|Hipparcos Library I.D.||84332|
|Henry Draper Designation||155603|
|Star Type||supergiant star|
|Visual / Apparent Magnitude||6.42|
|Naked Eye Visible||Yes - Magnitudes|
|Right Ascension (R.A.)||17h 14m 27.66|
|Declination (Dec.)||-39d 45` 59.9|
|Galactic Latitude||-0.62 degrees|
|Galactic Longitude||347.43 degrees|
|Distance from Earth||-0.60 Parallax (milliarcseconds)|
|-5436.06 Light Years|
|Radial Velocity||46.00 ± 999.00 km/s|
|Colour||(K) Orange to Red|
|Variable Star Class||Pulsating|
|Variable Star Type||Slow Irregular|
|Mean Variability Period in Days||0.210|
|Variable Magnitude Range (Brighter - Dimmer)||6.298 - 6.497|
|Luminosity (x the Sun)||12,000.0000000|
|Calculated Effective Temperature||327 Kelvin|
The star has been identified as being a multi-star system, one in which there is at least one star in close orbit to another star or two or more stars orbiting a central point. The stars may be of equal mass, unequal mass where one star is stronger than the other or be in groups orbiting a central point which doesn't necessarily have to be a star. More information can be found on my dedicated multiple star systems page. The source of the info is Simbad.
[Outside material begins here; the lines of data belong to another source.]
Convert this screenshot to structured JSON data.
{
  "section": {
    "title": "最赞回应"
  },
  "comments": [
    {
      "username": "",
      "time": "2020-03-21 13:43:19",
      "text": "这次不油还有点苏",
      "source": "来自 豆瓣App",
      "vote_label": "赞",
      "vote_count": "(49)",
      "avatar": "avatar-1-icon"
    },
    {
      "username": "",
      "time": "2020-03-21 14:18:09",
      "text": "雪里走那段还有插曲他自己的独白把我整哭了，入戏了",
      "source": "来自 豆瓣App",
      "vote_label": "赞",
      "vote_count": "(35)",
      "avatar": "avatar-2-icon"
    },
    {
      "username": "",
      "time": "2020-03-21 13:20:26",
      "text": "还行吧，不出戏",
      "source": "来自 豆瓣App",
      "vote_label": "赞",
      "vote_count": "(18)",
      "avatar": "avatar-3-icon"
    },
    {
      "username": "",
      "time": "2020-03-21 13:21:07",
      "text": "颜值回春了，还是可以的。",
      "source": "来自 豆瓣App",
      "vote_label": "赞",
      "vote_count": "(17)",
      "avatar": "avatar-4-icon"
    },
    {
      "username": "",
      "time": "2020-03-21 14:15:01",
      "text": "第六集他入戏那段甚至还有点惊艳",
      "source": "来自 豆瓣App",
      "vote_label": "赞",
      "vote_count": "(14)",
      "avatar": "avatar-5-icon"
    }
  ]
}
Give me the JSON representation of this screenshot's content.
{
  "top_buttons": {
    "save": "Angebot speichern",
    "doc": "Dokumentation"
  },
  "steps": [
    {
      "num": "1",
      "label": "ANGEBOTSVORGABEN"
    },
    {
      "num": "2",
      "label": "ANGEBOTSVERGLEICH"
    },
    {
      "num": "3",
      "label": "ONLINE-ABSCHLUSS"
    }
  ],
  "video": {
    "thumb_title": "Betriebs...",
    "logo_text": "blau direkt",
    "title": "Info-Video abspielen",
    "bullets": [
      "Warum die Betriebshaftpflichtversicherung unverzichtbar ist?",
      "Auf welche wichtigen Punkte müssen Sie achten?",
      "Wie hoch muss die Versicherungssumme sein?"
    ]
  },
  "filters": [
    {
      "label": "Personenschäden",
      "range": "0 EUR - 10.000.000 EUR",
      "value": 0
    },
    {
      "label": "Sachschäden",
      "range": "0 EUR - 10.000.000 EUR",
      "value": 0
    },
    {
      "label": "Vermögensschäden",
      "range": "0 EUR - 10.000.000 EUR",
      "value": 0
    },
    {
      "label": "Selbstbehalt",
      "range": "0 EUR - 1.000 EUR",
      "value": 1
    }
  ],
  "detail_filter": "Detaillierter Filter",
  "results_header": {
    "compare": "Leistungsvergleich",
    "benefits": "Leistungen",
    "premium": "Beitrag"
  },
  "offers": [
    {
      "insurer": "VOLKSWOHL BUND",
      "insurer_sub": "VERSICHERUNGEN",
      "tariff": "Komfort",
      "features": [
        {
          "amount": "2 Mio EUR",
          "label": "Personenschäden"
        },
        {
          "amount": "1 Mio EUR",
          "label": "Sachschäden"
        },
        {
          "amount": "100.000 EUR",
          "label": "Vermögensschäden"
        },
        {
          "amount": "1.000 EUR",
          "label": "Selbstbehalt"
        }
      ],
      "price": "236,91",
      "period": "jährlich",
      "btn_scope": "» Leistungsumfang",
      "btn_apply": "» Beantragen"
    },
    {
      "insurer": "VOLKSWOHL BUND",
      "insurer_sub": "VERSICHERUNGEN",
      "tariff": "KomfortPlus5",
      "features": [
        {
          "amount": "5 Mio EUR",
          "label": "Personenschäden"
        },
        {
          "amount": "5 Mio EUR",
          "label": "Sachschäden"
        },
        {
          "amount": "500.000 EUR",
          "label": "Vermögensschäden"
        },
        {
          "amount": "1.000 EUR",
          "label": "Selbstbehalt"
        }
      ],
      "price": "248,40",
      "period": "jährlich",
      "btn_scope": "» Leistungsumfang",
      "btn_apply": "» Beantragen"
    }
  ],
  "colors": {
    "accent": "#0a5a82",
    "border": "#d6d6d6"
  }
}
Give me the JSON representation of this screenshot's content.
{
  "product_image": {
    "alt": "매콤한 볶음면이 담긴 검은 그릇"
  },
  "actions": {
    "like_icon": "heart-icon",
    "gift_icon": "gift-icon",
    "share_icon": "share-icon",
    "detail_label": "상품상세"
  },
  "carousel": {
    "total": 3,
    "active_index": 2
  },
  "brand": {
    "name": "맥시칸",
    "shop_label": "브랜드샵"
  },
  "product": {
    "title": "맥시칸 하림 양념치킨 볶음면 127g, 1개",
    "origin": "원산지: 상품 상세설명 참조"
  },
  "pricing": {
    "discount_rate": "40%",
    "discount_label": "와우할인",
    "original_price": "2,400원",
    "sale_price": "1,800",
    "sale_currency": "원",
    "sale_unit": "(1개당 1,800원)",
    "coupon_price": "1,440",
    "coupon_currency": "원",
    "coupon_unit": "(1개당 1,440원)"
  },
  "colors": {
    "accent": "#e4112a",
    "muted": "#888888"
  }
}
The file is dated 2000 so any differences between this and any other source will be down to the actual source from where the information came from.
|Proper Motion mas/yr|
|H.D. Id||B.D. Id||Star Code||Magnitude||R.A.||Dec.||Spectrum||Colour||Year|